Owners corporations employ owners corporation managers to keep the books and records of the owners corporation. A problem often arises when owners corporation Committees and Owners want access those records.
Section 146 of the Owners Corporations Act 2006 (Victoria) covers the availability of records:
146. Availability of records
- (1) The owners corporation, on request by a lot owner, a mortgagee of a lot, a purchaser of a lot or the representative of a lot owner or mortgagee or purchaser of a lot, must make the records of the owners corporation required to be kept under this Division available to that person for inspection at any reasonable time, free of charge.
- (2) The owners corporation may at the request of a person entitled to inspect the records and on payment of a reasonable fee provide a copy of any record of the owners corporation.
- (3) A fee determined by the owners corporation for the purposes of this section must not exceed the prescribed maximum fee.
Pretty straight-forward – however a convenient counter-argument regularly used by owners corporation managers in Victoria has been – privacy.
Whether it’s state based legislation, the National Privacy Principles, or just the notion of privacy – it has been a road-block to Committees and Owners wanting to access their records. The tide however appears to be changing for owners corporations and owners corporation managers.

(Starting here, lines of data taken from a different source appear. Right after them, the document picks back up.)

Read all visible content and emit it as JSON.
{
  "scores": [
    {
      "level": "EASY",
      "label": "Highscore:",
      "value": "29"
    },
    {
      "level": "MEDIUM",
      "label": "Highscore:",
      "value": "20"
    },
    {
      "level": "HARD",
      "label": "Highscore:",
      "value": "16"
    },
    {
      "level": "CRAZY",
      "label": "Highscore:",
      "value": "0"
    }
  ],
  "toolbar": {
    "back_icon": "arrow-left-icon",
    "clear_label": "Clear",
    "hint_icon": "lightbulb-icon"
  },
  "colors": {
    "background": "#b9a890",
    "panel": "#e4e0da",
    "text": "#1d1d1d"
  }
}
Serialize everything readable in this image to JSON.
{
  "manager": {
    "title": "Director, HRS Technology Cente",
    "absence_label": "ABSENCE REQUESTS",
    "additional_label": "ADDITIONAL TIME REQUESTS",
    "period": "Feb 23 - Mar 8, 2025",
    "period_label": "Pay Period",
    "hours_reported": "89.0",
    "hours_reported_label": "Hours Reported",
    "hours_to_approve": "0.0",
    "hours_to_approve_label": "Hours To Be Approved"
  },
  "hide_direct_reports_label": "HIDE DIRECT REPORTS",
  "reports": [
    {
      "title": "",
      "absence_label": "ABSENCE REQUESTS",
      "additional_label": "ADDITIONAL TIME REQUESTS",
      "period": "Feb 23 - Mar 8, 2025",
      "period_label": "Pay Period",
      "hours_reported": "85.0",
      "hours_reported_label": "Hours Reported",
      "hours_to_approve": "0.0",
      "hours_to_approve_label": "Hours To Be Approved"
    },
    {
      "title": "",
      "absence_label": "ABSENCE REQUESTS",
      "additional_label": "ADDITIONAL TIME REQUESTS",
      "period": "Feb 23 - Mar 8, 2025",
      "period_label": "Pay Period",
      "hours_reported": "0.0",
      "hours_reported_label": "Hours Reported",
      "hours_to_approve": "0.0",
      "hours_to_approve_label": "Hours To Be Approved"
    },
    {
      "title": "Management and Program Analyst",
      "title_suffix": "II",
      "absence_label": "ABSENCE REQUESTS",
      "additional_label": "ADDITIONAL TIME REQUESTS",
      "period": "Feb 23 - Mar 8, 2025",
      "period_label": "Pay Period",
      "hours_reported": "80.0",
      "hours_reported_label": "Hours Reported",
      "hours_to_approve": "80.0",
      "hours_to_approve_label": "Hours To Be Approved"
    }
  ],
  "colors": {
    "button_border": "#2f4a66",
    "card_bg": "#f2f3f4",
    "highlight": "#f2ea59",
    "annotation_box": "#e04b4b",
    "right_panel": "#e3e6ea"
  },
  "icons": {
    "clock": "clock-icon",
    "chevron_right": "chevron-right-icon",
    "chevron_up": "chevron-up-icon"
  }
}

A recent decision in NSW by the NCAT’s Appeal Panel confirmed there is no privacy in the strata records, meaning the owners corporation manager must allow a person can inspect strata records that may otherwise be considered private or the personal information of another person.
Summary of the Tribunal’s Reasons
- The Tribunal stated in its Reasons for Decision (Reasons) that the records and documents originally sought by the appellant were set out in an email to the respondent’s Strata Manager dated 23 November 2019. They were described in the Reasons as “detailed transaction listing for levies paid by each lot owner for the financial years 2018/19 and 2019/20” . The appellant’s reasons for requesting the records and documents was attributed to his “suspicions” that there were “unauthorised credits” in the financial and accounting records of the respondent. The Tribunal noted that the appellant “accepted that he had no evidence to support his suspicions or concerns.”
- The Tribunal found that the respondent had provided to the appellant certain accounting records including audited accounts which evidenced, among other things, total contributions paid into the Administrative and Capital Works Funds, the total of levies due in a “Statement of Financial Performance” and a record of “Levy Positions” which showed “levies for each lot, any arrears and whether any interest was due or paid on outstanding levies”. Another document comprised extracts of an “Aged Arrears List” and showed certain outstanding levies for particular lots and the dates of “last debt recovery”.
- The Tribunal found at  that under s 93(2)(e) and (f) of the SSM Act, certain information must be included in the financial statements and that the appellant was not entitled to further information comprising the “detailed transaction listing for levies paid by each lot owner for the financial years 2018/19 and 2019/20” because that information was not required by ss 93(2)(e) and (f).
- The Tribunal concluded at  that “as a matter of discretion” the application under s 188 of the SSM Act should be “rejected” because:
- the documents in evidence “are sufficient to satisfy the [appellant’s] enquiries”;
- there is no evidence the respondent “wrongfully failed to make documents available” to the appellant;
- as a “matter of privacy of all lot owners” detailed records for each lot are not required to be made available; and
- the records sought “are not requirements for the financial statements pursuant to s 93” of the SSM Act.
Read full NCAT ruling here: